# On the Complexity of Approximating Multimarginal Optimal Transport

Tianyi Lin, Nhat Ho, Marco Cuturi, Michael I. Jordan.

Year: 2022, Volume: 23, Issue: 65, Pages: 1−43

#### Abstract

We study the complexity of approximating the multimarginal optimal transport (MOT) distance, a generalization of the classical optimal transport distance, considered here between $m$ discrete probability distributions supported each on $n$ support points. First, we show that the standard linear programming (LP) representation of the MOT problem is not a minimum-cost flow problem when $m \geq 3$. This negative result implies that some combinatorial algorithms, e.g., network simplex method, are not suitable for approximating the MOT problem, while the worst-case complexity bound for the deterministic interior-point algorithm remains a quantity of $\tilde{\mathcal{O}}(n^{3m})$. We then propose two simple and deterministic algorithms for approximating the MOT problem. The first algorithm, which we refer to as multimarginal Sinkhorn algorithm, is a provably efficient multimarginal generalization of the Sinkhorn algorithm.
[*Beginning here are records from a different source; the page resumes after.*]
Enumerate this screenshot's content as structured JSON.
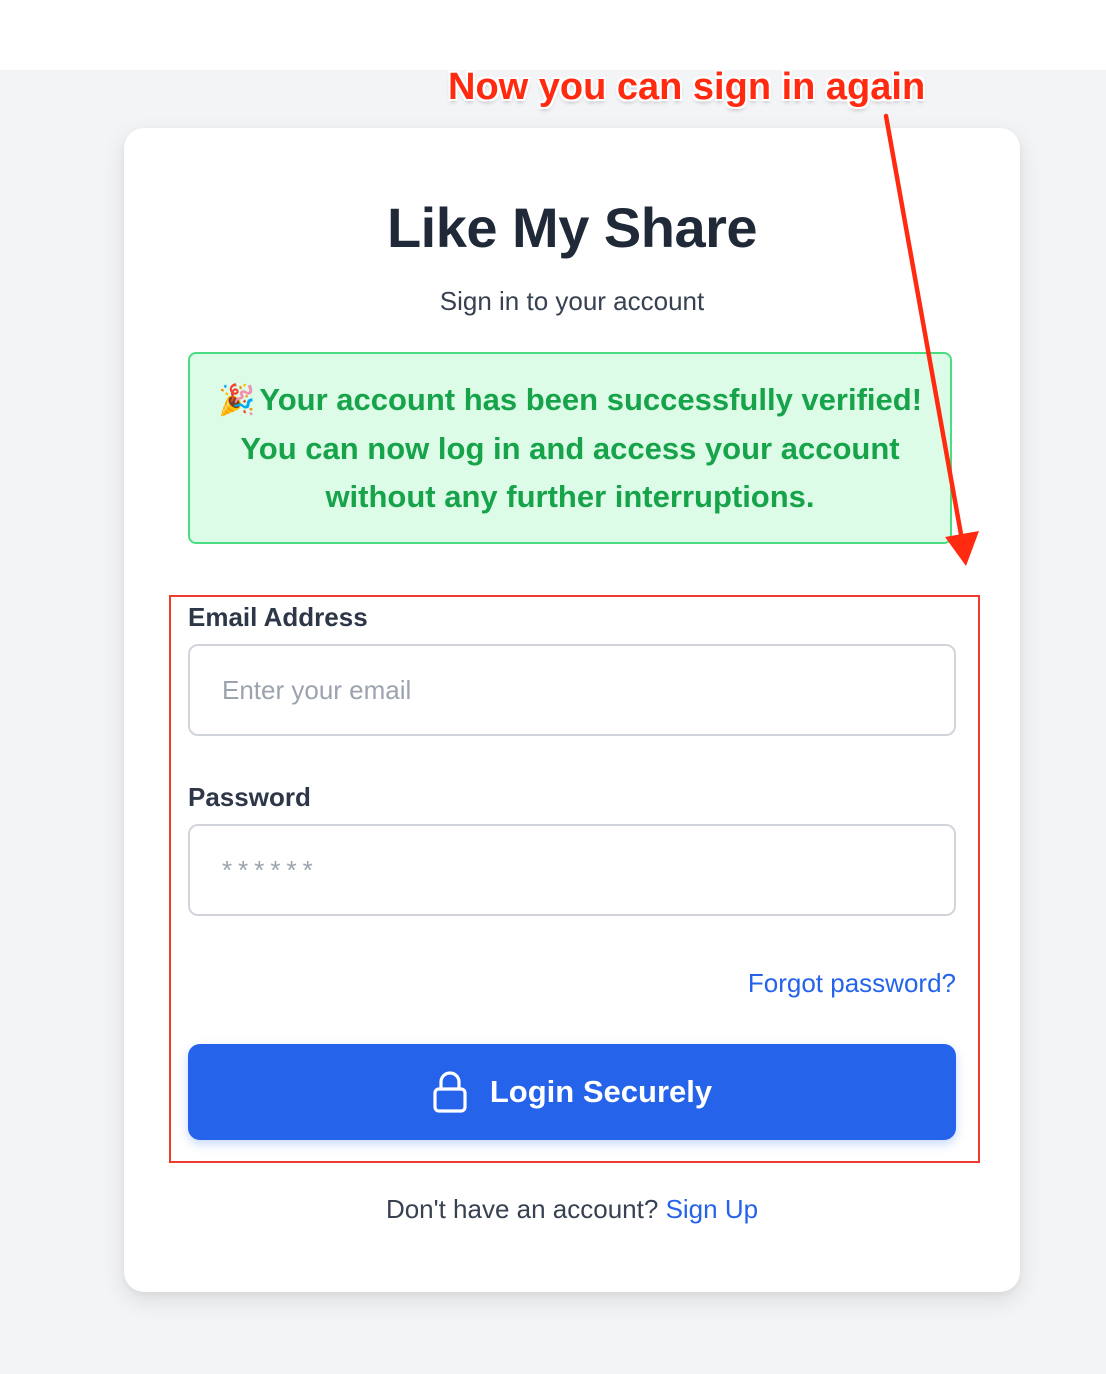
{
  "app": {
    "title": "Like My Share",
    "subtitle": "Sign in to your account"
  },
  "alert": {
    "icon": "party-popper-icon",
    "glyph": "🎉",
    "message": "Your account has been successfully verified! You can now log in and access your account without any further interruptions."
  },
  "form": {
    "email_label": "Email Address",
    "email_placeholder": "Enter your email",
    "email_value": "",
    "password_label": "Password",
    "password_placeholder": "******",
    "password_value": "",
    "forgot_link": "Forgot password?",
    "login_button": "Login Securely",
    "login_icon": "lock-icon"
  },
  "footer": {
    "prompt": "Don't have an account?",
    "signup_link": "Sign Up"
  },
  "annotation": {
    "text": "Now you can sign in again",
    "color": "#ff2a10"
  },
  "colors": {
    "primary": "#2563eb",
    "success_bg": "#dcfce7",
    "success_border": "#4ade80",
    "success_text": "#16a34a",
    "page_bg": "#f3f4f6",
    "highlight": "#ef3b2d"
  }
}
We show that it achieves a complexity bound of $\tilde{\mathcal{O}}(m^3n^m\varepsilon^{-2})$ for a tolerance $\varepsilon \in (0, 1)$. This provides a first near-linear time complexity bound guarantee for approximating the MOT problem and matches the best known complexity bound for the Sinkhorn algorithm in the classical OT setting when $m = 2$. The second algorithm, which we refer to as accelerated multimarginal Sinkhorn algorithm, achieves the acceleration by incorporating an estimate sequence and the complexity bound is $\tilde{\mathcal{O}}(m^3n^{m+1/3}\varepsilon^{-4/3})$. This bound is better than that of the first algorithm in terms of $1/\varepsilon$, and accelerated alternating minimization algorithm (Tupitsa et al., 2020) in terms of $n$. Finally, we compare our new algorithms with the commercial LP solver Gurobi. Preliminary results on synthetic data and real images demonstrate the effectiveness and efficiency of our algorithms.